Muscles

 
by Claire Charnley and Lisa Watts
Leeds City Art Gallery 9 April 7 June 1998

This show is sited in an upstairs, top-lit room of Leeds City Art Gallery. The space, which usually houses the maquette of Antony Gormley's brick man that never was, has been given over to an investigation of the body and its manipulation. Unlike the three-dimensional mass of the brick body, Charnley and Watts' work consists of flat photographic images that have been stretched around 16 cylindrical pillars. Consequently the viewer has to walk around each pillar in order to see the entire image, a process which plays with the potential of three-dimensionality. The pillars are about 8 feet high and placed in a regulated grid pattern in the room. The architectural pillars of this late Victorian civic gallery are smooth, polished limestone and classical in style. The stark blackness and form of Muscles' pillars with their straight shafts and box capitals and bases resonate with these surroundings.

The photographs are of a woman dressed in gym gear whose body image has been digitally manipulated on a computer to stretch around the cylinder. In some cases her body parts fold round to meet themselves; arms and legs are elongated giving a sense of beginning and ending becoming melded. In others they are simply stretched to appear grotesque such as in the image entitled Double Breast which was used to advertise the exhibition. The expressions on the woman's face range from a grimace of pain at the exertion to a grin of delight. Based on the artists' experiences in the gym of (in particular women's) bodybuilding, Muscles has itself been formed to 'explore different perspectives on the body.' The manipulations show the process of how shape can be moulded during the body building experience. The spatial regularity of the pillars themselves works well to juxtapose the idea of uniformity with distortion, both features of this process.

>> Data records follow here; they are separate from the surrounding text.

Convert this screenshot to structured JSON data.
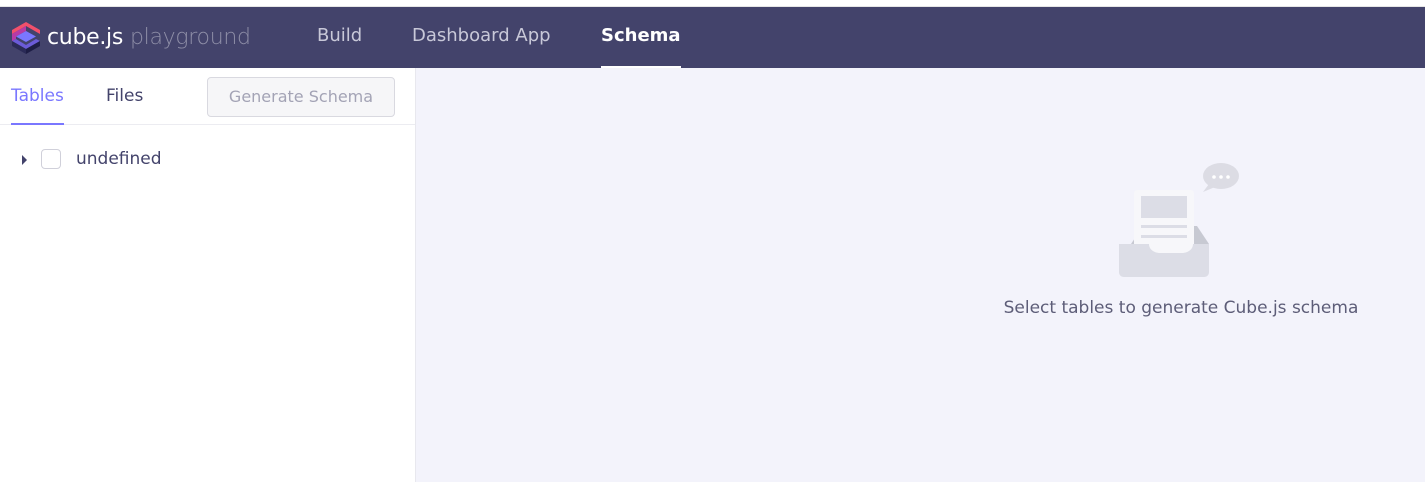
{
  "app": {
    "logo_name": "cube.js",
    "logo_suffix": "playground",
    "brand_colors": [
      "#f2506b",
      "#7a77ff",
      "#43436b"
    ]
  },
  "nav": {
    "items": [
      {
        "label": "Build",
        "active": false
      },
      {
        "label": "Dashboard App",
        "active": false
      },
      {
        "label": "Schema",
        "active": true
      }
    ]
  },
  "sidebar": {
    "tabs": [
      {
        "label": "Tables",
        "active": true
      },
      {
        "label": "Files",
        "active": false
      }
    ],
    "generate_button_label": "Generate Schema",
    "generate_button_disabled": true,
    "tree": [
      {
        "label": "undefined",
        "checked": false,
        "expanded": false
      }
    ]
  },
  "main": {
    "empty_icon": "inbox-document-chat-icon",
    "empty_message": "Select tables to generate Cube.js schema"
  }
}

The notion of the grotesque, something, which is often attributed to the culture of body building, is referred to in the accompanying text for the exhibition. Bakhtin analysed the Renaissance treatment of the grotesque by the writer Rabelais as 'a bodily and popular corrective to individual idealistic and spiritual pretence'. Muscles has introduced a way of looking at these ideas and involves an element of humorous (self) reflection. Perhaps this can be taken further by working in the realm of collective activity in gyms and witnessing the phenomenon of bodybuilding in its own cultural context. Other places where the grotesque and body manipulation feature can be seen as part of this context. Sky TV's wrestling programmes with its use of people of contrasting body sizes is one. There is a lot of potential within a thematics of body image and manipulation in contemporary art production and performance to look at those instances where the 'body beautiful' meets the 'grotesque'. The whole notion of definition is certainly on the agenda for further investigation and thought in art practice.

Miranda Mason 8 April/ 9 June 1998